BEGIN Data for this exercise

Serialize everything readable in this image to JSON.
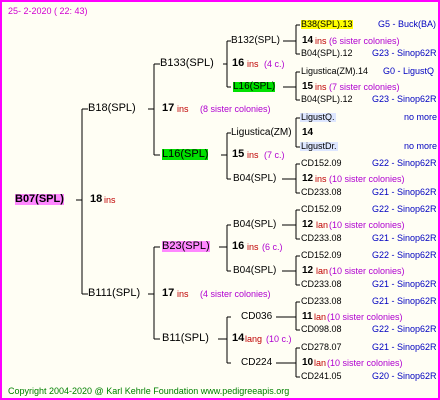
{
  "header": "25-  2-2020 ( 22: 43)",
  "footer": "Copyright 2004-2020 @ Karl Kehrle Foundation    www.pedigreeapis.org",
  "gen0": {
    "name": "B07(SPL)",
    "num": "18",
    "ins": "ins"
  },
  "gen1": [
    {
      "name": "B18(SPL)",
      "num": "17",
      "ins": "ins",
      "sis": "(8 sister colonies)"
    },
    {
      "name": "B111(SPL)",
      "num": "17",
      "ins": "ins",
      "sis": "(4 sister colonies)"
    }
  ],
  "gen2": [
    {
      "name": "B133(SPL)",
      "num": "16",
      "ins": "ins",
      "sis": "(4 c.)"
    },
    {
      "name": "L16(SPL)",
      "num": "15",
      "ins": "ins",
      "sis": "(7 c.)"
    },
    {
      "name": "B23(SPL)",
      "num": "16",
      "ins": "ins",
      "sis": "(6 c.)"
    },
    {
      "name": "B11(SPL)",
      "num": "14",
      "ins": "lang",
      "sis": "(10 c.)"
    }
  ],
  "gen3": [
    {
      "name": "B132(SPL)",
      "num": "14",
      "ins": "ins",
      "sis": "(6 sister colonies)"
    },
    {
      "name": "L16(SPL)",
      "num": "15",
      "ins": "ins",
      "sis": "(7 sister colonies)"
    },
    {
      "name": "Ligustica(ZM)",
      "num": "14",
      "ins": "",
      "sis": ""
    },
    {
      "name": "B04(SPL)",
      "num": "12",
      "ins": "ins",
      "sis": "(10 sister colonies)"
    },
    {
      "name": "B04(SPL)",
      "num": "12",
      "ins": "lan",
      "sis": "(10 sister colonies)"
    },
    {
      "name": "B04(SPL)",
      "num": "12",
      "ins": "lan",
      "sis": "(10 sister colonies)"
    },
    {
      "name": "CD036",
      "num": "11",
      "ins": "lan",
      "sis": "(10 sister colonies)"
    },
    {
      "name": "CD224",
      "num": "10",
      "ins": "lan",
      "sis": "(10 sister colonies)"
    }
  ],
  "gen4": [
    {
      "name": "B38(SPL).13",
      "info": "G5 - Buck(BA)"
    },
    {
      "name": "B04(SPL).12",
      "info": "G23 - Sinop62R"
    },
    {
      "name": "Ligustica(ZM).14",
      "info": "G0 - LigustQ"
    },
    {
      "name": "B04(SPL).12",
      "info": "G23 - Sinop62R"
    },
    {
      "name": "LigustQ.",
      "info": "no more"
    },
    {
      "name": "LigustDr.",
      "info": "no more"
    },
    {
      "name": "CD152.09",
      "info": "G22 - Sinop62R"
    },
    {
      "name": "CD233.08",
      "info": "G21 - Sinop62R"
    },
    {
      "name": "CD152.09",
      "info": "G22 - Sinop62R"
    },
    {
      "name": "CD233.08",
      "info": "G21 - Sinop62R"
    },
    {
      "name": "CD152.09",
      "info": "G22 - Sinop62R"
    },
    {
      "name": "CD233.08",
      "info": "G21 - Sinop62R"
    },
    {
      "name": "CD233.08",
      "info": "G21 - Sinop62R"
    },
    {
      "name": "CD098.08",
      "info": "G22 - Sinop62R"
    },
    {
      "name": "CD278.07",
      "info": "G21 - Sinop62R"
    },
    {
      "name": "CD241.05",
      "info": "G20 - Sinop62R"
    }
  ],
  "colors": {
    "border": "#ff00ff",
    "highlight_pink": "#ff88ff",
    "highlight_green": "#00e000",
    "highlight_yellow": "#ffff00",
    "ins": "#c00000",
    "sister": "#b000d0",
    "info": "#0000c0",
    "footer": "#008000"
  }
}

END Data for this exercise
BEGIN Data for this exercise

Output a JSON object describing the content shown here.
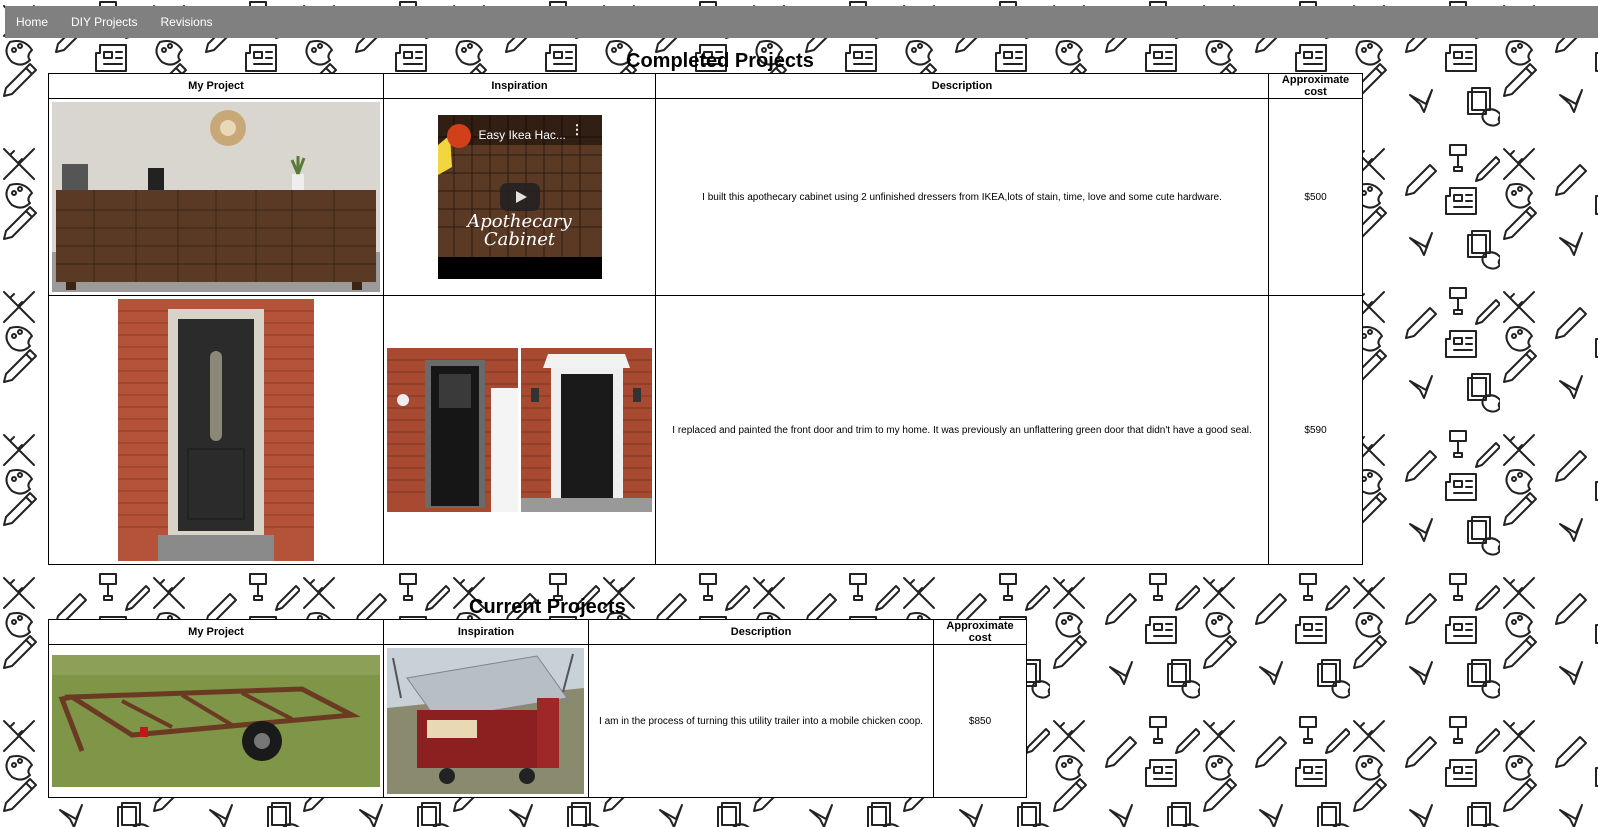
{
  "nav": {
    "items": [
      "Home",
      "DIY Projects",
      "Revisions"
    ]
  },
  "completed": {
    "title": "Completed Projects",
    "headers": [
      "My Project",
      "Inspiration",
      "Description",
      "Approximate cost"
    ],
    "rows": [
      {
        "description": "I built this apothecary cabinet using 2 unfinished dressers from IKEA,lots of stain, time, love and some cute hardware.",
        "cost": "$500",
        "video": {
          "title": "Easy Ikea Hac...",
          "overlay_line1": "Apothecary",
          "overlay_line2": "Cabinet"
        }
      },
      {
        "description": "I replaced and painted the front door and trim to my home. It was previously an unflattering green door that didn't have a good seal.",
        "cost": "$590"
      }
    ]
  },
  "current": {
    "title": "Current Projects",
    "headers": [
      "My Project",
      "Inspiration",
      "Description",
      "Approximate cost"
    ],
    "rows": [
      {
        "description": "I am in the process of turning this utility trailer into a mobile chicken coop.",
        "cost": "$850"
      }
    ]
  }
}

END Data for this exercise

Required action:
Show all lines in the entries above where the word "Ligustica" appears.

Result for this exercise:
      "name": "Ligustica(ZM)",
      "name": "Ligustica(ZM).14",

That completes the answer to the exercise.